▶ [Supplied information]:
⟨

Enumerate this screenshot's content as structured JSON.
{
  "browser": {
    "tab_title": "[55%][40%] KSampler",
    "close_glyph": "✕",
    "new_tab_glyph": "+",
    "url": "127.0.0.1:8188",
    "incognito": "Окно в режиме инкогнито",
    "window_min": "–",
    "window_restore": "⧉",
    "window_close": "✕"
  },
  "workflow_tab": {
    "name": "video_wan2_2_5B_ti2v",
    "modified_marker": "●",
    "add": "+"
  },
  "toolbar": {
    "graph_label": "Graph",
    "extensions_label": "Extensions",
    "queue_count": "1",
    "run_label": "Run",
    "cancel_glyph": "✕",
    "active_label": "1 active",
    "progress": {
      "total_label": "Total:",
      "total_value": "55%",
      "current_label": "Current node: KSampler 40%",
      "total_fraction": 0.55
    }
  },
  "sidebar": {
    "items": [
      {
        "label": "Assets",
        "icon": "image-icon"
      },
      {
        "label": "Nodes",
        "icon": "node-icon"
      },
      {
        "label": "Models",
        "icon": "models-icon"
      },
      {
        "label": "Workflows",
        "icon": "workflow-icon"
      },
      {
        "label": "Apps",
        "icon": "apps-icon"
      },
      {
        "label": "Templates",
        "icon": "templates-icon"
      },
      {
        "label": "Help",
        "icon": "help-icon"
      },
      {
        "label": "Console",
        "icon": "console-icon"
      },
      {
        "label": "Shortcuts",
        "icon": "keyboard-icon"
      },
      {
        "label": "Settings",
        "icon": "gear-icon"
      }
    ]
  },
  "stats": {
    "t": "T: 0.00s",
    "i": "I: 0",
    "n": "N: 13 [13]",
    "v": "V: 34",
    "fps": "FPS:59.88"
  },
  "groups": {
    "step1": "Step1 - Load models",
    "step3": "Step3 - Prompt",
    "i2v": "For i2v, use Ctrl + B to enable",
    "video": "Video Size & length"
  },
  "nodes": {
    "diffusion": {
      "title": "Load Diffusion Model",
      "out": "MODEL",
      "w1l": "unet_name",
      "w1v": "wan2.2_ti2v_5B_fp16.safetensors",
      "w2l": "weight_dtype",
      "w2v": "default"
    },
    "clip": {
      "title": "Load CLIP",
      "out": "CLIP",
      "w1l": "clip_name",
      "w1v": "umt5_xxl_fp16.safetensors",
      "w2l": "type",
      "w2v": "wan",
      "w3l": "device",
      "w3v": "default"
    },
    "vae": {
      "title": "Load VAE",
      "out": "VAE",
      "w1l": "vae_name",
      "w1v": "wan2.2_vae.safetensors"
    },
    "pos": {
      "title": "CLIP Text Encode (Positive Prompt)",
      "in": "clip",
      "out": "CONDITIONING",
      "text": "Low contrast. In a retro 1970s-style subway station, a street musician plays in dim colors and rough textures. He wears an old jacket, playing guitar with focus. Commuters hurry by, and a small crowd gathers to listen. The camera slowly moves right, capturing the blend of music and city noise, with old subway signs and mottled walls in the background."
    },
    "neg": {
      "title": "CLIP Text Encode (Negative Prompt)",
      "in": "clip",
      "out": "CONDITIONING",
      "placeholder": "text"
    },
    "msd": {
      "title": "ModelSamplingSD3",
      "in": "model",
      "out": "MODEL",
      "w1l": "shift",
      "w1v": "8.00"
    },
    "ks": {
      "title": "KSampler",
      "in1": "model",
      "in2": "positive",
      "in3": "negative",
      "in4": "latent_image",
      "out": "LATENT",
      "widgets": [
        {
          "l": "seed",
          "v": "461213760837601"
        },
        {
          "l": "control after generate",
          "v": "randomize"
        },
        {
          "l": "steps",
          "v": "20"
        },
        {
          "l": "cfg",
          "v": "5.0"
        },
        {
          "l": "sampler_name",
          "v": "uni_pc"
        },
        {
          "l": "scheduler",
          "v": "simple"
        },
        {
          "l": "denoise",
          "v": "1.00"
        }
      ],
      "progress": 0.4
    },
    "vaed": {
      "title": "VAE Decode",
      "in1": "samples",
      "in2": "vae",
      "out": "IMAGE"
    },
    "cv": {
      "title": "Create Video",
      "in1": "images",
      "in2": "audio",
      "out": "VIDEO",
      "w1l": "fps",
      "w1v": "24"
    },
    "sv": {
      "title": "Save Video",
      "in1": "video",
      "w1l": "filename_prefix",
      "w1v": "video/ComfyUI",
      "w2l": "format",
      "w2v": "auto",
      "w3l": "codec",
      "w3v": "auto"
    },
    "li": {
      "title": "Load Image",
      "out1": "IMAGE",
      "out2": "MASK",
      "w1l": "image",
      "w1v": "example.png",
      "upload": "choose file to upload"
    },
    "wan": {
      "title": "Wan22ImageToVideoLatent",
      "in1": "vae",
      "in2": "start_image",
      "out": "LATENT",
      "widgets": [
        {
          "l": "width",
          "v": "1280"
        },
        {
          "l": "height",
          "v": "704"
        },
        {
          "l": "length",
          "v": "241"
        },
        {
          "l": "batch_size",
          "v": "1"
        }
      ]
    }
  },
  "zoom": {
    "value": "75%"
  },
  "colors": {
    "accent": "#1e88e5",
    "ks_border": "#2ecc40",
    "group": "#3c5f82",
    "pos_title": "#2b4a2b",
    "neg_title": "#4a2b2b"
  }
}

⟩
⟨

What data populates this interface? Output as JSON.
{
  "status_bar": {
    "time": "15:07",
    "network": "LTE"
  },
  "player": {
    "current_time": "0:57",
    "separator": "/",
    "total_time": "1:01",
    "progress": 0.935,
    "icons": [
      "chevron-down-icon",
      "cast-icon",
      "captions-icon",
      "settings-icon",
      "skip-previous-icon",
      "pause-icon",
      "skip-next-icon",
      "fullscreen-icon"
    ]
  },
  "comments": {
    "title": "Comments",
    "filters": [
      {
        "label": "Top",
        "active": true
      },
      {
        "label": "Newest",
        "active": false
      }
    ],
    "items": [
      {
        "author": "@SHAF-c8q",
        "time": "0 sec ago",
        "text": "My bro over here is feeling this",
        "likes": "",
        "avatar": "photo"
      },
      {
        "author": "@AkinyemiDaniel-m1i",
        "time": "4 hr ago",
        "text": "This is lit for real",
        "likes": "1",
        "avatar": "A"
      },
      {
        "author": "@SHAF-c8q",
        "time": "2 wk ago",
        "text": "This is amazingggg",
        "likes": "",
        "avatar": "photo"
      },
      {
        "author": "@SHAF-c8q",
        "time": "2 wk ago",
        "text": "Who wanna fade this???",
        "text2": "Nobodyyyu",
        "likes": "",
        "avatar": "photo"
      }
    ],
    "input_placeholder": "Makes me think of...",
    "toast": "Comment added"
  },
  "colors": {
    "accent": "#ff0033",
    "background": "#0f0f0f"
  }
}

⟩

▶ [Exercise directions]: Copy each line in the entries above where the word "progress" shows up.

▶ [Response to the exercise]:
    "progress": {
      "progress": 0.4
    "progress": 0.935,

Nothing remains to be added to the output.